Fairly or not, Dallas-based Vought Aircraft Industries has gotten the rap of being one of the major reasons why Boeing's 787 Dreamliner program has fallen months behind schedule, never mind Boeing's very ambitious (read unrealistic) plan.
In a conference call with Wall Street analysts, Vought CEO Elmer Doty was very candid about some of the issues facing the company as it took on the task of designing and building major structures for the 787.
The Seattle Times, which had earlier broken a story that Boeing had assigned a senior executive to directly oversee Vought's work on the 787 and 747-8 programs, ran a detailed account of Doty's comments.
Doty acknowledged that Vought was "among the riskiest, if not the riskiest, of the (airplane) structure producers" in terms of its ability to perform as expected by Boeing.

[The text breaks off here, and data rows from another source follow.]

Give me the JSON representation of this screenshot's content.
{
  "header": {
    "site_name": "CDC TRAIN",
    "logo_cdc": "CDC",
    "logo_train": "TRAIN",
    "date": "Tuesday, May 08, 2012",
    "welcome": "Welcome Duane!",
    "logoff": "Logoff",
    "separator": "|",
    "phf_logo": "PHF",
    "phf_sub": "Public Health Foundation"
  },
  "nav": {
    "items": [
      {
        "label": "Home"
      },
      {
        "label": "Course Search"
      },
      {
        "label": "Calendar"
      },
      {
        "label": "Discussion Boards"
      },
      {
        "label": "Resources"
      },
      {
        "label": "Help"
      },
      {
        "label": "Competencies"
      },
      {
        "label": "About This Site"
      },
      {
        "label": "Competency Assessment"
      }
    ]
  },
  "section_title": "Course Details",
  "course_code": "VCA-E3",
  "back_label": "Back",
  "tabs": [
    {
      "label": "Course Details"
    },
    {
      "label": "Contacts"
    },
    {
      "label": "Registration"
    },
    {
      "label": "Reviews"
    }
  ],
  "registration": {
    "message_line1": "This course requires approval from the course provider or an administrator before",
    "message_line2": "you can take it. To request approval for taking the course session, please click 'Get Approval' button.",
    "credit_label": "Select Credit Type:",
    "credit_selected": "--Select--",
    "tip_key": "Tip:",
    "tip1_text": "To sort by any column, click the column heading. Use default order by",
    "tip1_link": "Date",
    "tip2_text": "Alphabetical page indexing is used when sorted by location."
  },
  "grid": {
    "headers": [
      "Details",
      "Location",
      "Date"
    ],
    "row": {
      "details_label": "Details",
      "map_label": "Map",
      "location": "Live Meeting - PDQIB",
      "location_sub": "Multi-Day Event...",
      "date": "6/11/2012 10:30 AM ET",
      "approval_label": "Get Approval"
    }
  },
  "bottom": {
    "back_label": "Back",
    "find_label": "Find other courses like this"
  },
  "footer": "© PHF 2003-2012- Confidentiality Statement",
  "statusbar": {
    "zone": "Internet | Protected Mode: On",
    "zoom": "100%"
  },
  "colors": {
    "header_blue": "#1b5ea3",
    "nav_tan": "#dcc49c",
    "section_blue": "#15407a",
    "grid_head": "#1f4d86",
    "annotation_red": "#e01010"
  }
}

At the time major 787 work began early in 2006, Vought's ownership had just installed Doty to run the company which was in bad shape financially and had numerous production and quality problems.
Doty said things are looking up but the company has logistical, manufacturing and financial challenges ahead as it struggles to continue upgrading its other business sectors and meet its commitments to Boeing on the 787. He said Vought had asked for Boeing to send extra management help.
"Our challenges are logistical rather than technical," Doty insisted in a teleconference with financial analysts to discuss third-quarter earnings. "We've got a game plan that meshes with everyone else's and we think we can execute on it."
Vought builds the two rear-most sections of the 787 (open diagram above) at plant in Charleston, S.C. It also, in a joint venture with Italy's Alenia which manufactures the middle fuselage section, operates an adjacent plant where the two companies install wiring, plumbing and other parts into their sections and also components made in Japan.